  • Talking to an antique dealer to find out how much items are worth. Sometimes a dollar figure can make a big difference in a person’s decision-making process.
  • Hiring a professional organizer. If you are too close to the situation and your help becomes frustrating for your loved one, it might be best to bring in an impartial third party who is used to helping people let go.
  • Letting your loved one know where items will go and that they will be treasured. This is especially important with things tied to family legacy like old documents and photos.

Together you can categorize each item. You can usually get rid of old and useless items like old bills and paperwork, but be on the lookout for important documents that you and your loved one must keep like:

  • Birth Certificates
  • Deeds
  • Diplomas & Degrees
  • Financial Documents
  • Medical Records
  • Military Records
  • Passports
  • Powers of Attorney
  • Wills

Keep all of these in a central location like a safe deposit box and let other members of the family know where they are so no one feels left out of the process. If your loved one is okay with it, have adult children claim their own keepsakes during the process. Old sports trophies and high school yearbooks can go home with their owners to make things easier for everyone.

Pro Tip: Sort before you start packing. Go through each room with colored tags to mark items for their final destinations. Remember that seniors can and should bring keepsakes to their new home!

Handling the Paperwork

You may need to change your loved one’s address, transfer utilities to someone else’s name, or finalize registration at your loved one’s community. Make sure you tackle each of these issues early so you’re not scrambling later. Don’t forget to update the address for your loved one’s:

  • Bank Accounts
  • Driver’s License & Vehicle Registration
  • Insurance Policies
  • Investment & Retirement Accounts
  • Medicare & Social Security
  • Newspaper & Magazine Subscriptions
  • Voter Registration

After the Move

Adjusting to a new environment can take weeks or months. Your loved one needs plenty of time to settle in, get to know people (including caregivers), and start to feel at home. Everyone reacts differently. Where one person may feel relief at not having to maintain a big house alone, another might feel a little lost and miss their home, friends and belongings.

Here’s how you can help:

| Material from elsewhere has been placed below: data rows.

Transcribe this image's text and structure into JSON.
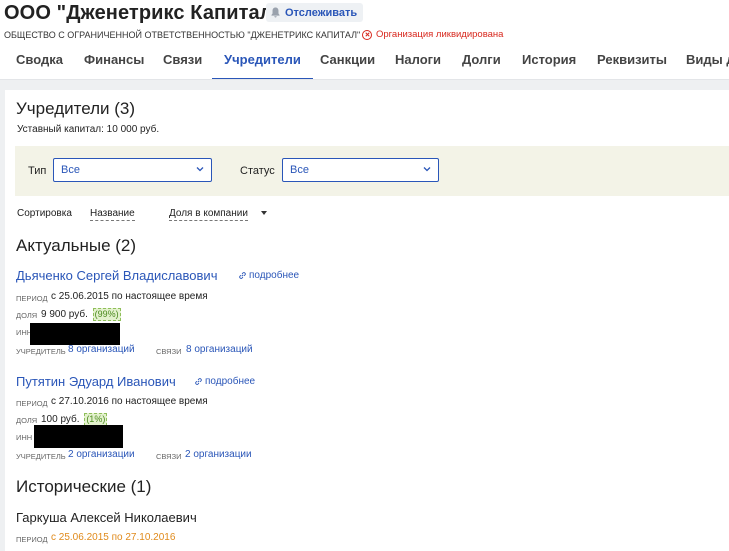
{
  "header": {
    "title": "ООО \"Дженетрикс Капитал\"",
    "track_label": "Отслеживать",
    "legal_name": "ОБЩЕСТВО С ОГРАНИЧЕННОЙ ОТВЕТСТВЕННОСТЬЮ \"ДЖЕНЕТРИКС КАПИТАЛ\"",
    "status": "Организация ликвидирована"
  },
  "tabs": [
    "Сводка",
    "Финансы",
    "Связи",
    "Учредители",
    "Санкции",
    "Налоги",
    "Долги",
    "История",
    "Реквизиты",
    "Виды д"
  ],
  "founders": {
    "title": "Учредители (3)",
    "capital": "Уставный капитал: 10 000 руб."
  },
  "filters": {
    "type_label": "Тип",
    "type_value": "Все",
    "status_label": "Статус",
    "status_value": "Все"
  },
  "sort": {
    "label": "Сортировка",
    "by_name": "Название",
    "by_share": "Доля в компании"
  },
  "labels": {
    "period": "период",
    "share": "доля",
    "inn": "инн",
    "founder": "учредитель",
    "links": "связи",
    "more": "подробнее"
  },
  "current": {
    "title": "Актуальные (2)",
    "people": [
      {
        "name": "Дьяченко Сергей Владиславович",
        "period": "с 25.06.2015 по настоящее время",
        "share": "9 900 руб.",
        "share_pct": "(99%)",
        "founder_of": "8 организаций",
        "links": "8 организаций"
      },
      {
        "name": "Путятин Эдуард Иванович",
        "period": "с 27.10.2016 по настоящее время",
        "share": "100 руб.",
        "share_pct": "(1%)",
        "founder_of": "2 организации",
        "links": "2 организации"
      }
    ]
  },
  "historical": {
    "title": "Исторические (1)",
    "people": [
      {
        "name": "Гаркуша Алексей Николаевич",
        "period": "с 25.06.2015 по 27.10.2016"
      }
    ]
  },
  "colors": {
    "accent": "#2a56b8",
    "danger": "#d8281e",
    "filter_bg": "#f3f3e7",
    "share_badge": "#e3f1cd",
    "historic_period": "#e08a1b"
  }
}
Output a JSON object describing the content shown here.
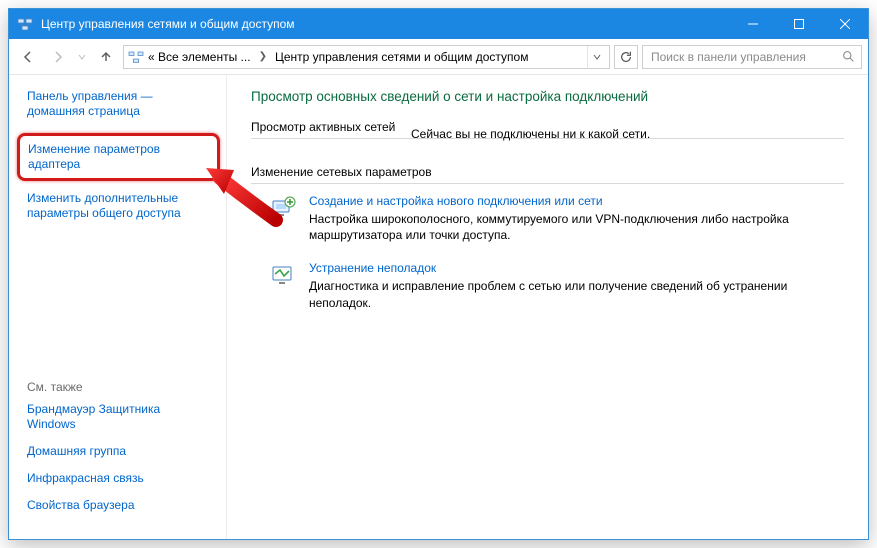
{
  "window": {
    "title": "Центр управления сетями и общим доступом"
  },
  "addressbar": {
    "seg1": "« Все элементы ...",
    "seg2": "Центр управления сетями и общим доступом"
  },
  "search": {
    "placeholder": "Поиск в панели управления"
  },
  "sidebar": {
    "home": "Панель управления — домашняя страница",
    "items": [
      "Изменение параметров адаптера",
      "Изменить дополнительные параметры общего доступа"
    ],
    "see_also_header": "См. также",
    "see_also": [
      "Брандмауэр Защитника Windows",
      "Домашняя группа",
      "Инфракрасная связь",
      "Свойства браузера"
    ]
  },
  "content": {
    "heading": "Просмотр основных сведений о сети и настройка подключений",
    "active_nets_label": "Просмотр активных сетей",
    "active_nets_status": "Сейчас вы не подключены ни к какой сети.",
    "change_settings_label": "Изменение сетевых параметров",
    "tasks": [
      {
        "title": "Создание и настройка нового подключения или сети",
        "desc": "Настройка широкополосного, коммутируемого или VPN-подключения либо настройка маршрутизатора или точки доступа."
      },
      {
        "title": "Устранение неполадок",
        "desc": "Диагностика и исправление проблем с сетью или получение сведений об устранении неполадок."
      }
    ]
  }
}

  • Understand that the move represents a loss. As an adult child, friend or family member, it’s easy to look at your loved one’s move as a “fresh start.” They will have cooked meals, nothing to clean and friends living right next door. Your loved one might see that too, but they might also mourn the loss of a home, belongings, a community, and at the same time, be realizing that old age or health issues necessitated the move. Avoid trying to force them into the social scene too. Making new friends and getting comfortable takes time. Be kind, patient, and understanding with your loved one. Remember that you too will one day be in a similar situation.
  • Make memories and continuity a priority. Find a shelf, cabinet, or drawer where your loved one can easily access their mementos. Hang their favorite pieces of art on the walls, and try to set up the space so it’s comfortable and homey. If your loved one has a favorite recliner, a family heirloom or other important items, make room for them. If your loved one wants new items, like a flat-screen TV, go for it! Sometimes having something shiny and new makes the transition easier.
  • Show support and visit often. Familiar faces can make living in a new place a lot easier, so visit as often as you can! If you can’t visit in person, virtual visits are always an option through Facetime, Zoom, or Facebook Messenger. Refer to the community as “home,” not “the home.” The way you talk about their community will impact the way your loved one feels about it.

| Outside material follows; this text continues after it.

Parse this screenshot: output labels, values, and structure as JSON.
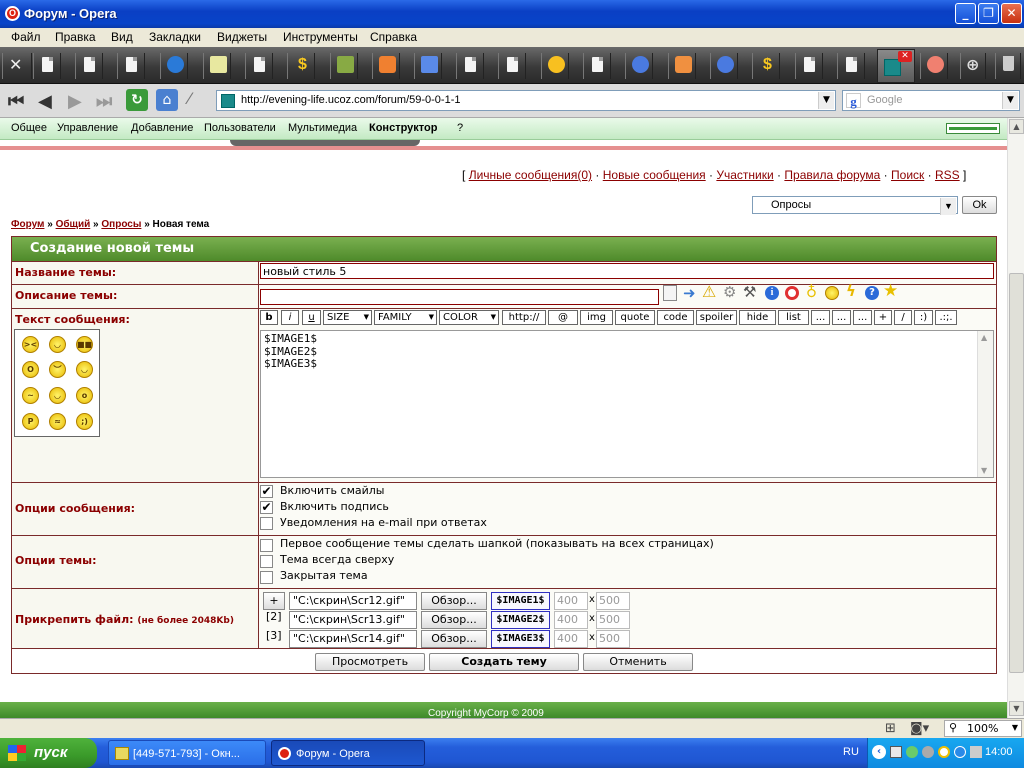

If you would like to talk with someone about the process of moving your loved one into senior living, contact the community nearest you.